The brachial plexus is a complex network of nerves that originate from the spinal cord and extend into the shoulder, arm, and hand. Injuries to these nerves can lead to severe pain, loss of sensation, and reduced function in the affected limb. Brachial plexus surgery aims to repair or reconstruct the damaged nerves, offering the prospect of restored function and mobility for those who have experienced nerve injuries.
Understanding Brachial Plexus Injuries
Brachial plexus injuries can occur due to various reasons, including trauma from accidents, falls, sports injuries, or even during childbirth. The severity of the injury depends on the extent of nerve damage, ranging from mild stretching to complete avulsion, where the nerve is torn from the spinal cord.
Common symptoms of brachial plexus injuries include:
- Severe pain in the shoulder, arm, or hand
- Loss of sensation or numbness
- Weakness or inability to move the affected limb
- Muscle atrophy over time
Brachial Plexus Surgery Procedure
The surgical approach for treating brachial plexus injuries depends on the severity and type of injury, as well as the patient's overall health and age. Several surgical techniques may be employed, such as:
- Nerve Grafting: In cases where the nerve is severed but not completely avulsed from the spinal cord, surgeons may perform a nerve graft by taking a healthy nerve from another part of the body and using it to bridge the gap between the two ends of the damaged nerve.
- Nerve Transfer: For injuries where the nerve is completely avulsed, a nerve transfer may be performed. This involves connecting a functioning nerve from a nearby muscle to the damaged nerve, effectively rerouting the signal and restoring function to the affected area.
- Tendon and Muscle Transfers: In some cases, it may be necessary to transfer tendons or muscles from other parts of the body to the affected area to restore function and movement.
- Free Functioning Muscle Transfer (FFMT): In severe cases where other options are not viable, surgeons may perform an FFMT, which involves transplanting a muscle along with its blood supply and nerves from another part of the body to the affected area.
Recovery and Rehabilitation
Recovery from brachial plexus surgery can be a lengthy process, with nerve regeneration occurring at a rate of approximately 1 inch per month. Physical therapy and occupational therapy are crucial components of the rehabilitation process, as they help patients regain strength, flexibility, and function in the affected limb.
Post-surgery, patients will typically work closely with a team of rehabilitation specialists to develop a customized therapy plan tailored to their specific needs and goals.
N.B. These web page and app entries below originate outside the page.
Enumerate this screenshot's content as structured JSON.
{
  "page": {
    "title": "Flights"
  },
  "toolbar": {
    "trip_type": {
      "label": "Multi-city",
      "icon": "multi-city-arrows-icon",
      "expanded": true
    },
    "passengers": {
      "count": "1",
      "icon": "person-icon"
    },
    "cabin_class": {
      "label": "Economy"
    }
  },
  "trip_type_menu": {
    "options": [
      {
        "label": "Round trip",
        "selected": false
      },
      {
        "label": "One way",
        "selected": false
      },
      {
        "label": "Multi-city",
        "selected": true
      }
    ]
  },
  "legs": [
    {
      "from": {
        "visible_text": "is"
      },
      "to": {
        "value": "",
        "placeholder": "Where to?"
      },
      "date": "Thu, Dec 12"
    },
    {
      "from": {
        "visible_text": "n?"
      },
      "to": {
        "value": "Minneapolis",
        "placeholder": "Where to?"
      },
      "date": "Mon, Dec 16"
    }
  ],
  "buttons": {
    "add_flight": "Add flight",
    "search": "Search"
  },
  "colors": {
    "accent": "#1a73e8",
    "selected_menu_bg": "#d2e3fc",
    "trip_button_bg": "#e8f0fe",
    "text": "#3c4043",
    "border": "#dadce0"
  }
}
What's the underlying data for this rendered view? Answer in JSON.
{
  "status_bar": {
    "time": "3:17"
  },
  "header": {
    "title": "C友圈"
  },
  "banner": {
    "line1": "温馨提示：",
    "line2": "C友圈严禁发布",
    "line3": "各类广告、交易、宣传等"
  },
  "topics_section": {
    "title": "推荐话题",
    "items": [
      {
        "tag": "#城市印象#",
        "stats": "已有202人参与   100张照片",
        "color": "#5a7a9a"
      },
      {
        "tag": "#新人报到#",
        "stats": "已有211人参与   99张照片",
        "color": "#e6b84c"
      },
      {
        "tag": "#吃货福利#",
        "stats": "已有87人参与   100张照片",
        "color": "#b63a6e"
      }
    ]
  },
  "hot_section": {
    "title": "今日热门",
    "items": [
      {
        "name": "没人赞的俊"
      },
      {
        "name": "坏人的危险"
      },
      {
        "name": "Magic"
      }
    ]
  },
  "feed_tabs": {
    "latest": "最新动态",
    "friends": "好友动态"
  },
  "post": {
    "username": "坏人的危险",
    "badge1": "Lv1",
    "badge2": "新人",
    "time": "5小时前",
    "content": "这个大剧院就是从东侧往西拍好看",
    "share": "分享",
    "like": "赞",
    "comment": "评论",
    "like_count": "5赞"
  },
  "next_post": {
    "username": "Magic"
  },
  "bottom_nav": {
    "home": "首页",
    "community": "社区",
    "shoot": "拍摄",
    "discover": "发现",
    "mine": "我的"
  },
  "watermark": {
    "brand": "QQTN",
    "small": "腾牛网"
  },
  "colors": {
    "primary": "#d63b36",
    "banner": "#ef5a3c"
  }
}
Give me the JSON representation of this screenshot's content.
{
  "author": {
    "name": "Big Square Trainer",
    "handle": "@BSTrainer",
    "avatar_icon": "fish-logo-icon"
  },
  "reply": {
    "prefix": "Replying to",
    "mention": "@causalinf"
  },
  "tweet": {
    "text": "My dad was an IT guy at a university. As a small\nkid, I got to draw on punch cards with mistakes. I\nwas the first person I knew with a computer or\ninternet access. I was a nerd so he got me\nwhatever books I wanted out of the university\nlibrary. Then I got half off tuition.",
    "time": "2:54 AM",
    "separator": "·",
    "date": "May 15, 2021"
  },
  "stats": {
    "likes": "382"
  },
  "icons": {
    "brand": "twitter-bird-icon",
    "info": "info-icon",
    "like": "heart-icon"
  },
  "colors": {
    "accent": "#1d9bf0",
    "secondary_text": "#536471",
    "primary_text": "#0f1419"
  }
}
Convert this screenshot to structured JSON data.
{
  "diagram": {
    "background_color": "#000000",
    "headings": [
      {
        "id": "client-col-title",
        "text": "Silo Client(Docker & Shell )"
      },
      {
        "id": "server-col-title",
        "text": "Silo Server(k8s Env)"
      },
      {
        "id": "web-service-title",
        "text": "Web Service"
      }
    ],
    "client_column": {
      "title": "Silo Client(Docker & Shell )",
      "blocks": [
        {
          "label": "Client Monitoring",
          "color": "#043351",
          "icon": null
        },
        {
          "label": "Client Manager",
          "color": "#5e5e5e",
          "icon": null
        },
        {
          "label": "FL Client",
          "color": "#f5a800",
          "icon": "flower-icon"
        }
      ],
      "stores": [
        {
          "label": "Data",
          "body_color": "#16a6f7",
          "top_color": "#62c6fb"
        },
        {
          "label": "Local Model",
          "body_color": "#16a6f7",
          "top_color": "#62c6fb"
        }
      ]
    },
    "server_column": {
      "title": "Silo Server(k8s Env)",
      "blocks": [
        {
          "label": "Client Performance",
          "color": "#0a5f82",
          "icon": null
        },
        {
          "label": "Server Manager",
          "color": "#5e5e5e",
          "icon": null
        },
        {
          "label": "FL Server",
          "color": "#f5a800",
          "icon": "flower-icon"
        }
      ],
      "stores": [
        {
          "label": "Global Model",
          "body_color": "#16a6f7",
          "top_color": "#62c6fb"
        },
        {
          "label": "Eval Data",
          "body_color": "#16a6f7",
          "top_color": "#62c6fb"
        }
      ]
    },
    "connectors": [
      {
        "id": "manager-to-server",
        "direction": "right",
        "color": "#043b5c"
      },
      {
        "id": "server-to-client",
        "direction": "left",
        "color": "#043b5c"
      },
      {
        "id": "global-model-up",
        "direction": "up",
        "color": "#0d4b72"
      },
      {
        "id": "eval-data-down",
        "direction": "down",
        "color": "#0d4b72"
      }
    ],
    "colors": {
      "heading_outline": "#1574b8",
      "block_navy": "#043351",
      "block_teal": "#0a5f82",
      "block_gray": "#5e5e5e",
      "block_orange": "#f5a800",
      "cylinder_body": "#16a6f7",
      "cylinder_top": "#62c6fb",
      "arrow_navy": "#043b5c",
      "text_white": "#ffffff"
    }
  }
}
This may include:
- Range-of-motion exercises to improve flexibility
- Strengthening exercises to build muscle and support the affected limb
- Sensory re-education to help the brain relearn how to interpret sensations from the injured area
- Functional training to assist with daily activities, such as dressing, bathing, and eating
The duration and intensity of the rehabilitation process vary depending on the severity of the injury and the patient's overall health. However, with consistent therapy and the guidance of skilled professionals, many patients experience significant improvements in function and quality of life.
World-Class Expertise at the Institute of Advanced Reconstruction
For those seeking the best care and expertise in brachial plexus surgery, the Institute of Advanced Reconstruction (IAR) in New Jersey stands out as a world leader in this specialized field. Boasting a team of top surgeons, the IAR offers cutting-edge techniques and advanced treatment options for patients with brachial plexus injuries.
The IAR's commitment to excellence extends beyond surgery, providing comprehensive care that includes diagnostic testing, pain management, and personalized rehabilitation plans. This multidisciplinary approach ensures that patients receive the best possible care throughout their treatment journey.
By choosing the Institute of Advanced Reconstruction for brachial plexus surgery, patients can have confidence in the expertise of world-class surgeons and the highest quality of care. To learn more about the IAR and its innovative approach to treating brachial plexus injuries, visit their website at https://www.advancedreconstruction.com/.
To conclude, Brachial plexus surgery is a complex and highly specialized procedure that can significantly improve the function, mobility, and quality of life for those suffering from nerve injuries. As medical tourism continues to grow in popularity, the Institute of Advanced Reconstruction in New Jersey presents a compelling destination for those seeking the best care and expertise in this field.
By entrusting their care to the professionals at the Institute of Advanced Reconstruction, patients can have confidence in the potential for life-changing outcomes. The journey to restoring function and mobility starts with understanding the intricacies of brachial plexus surgery and choosing the best practitioners to guide them through the process.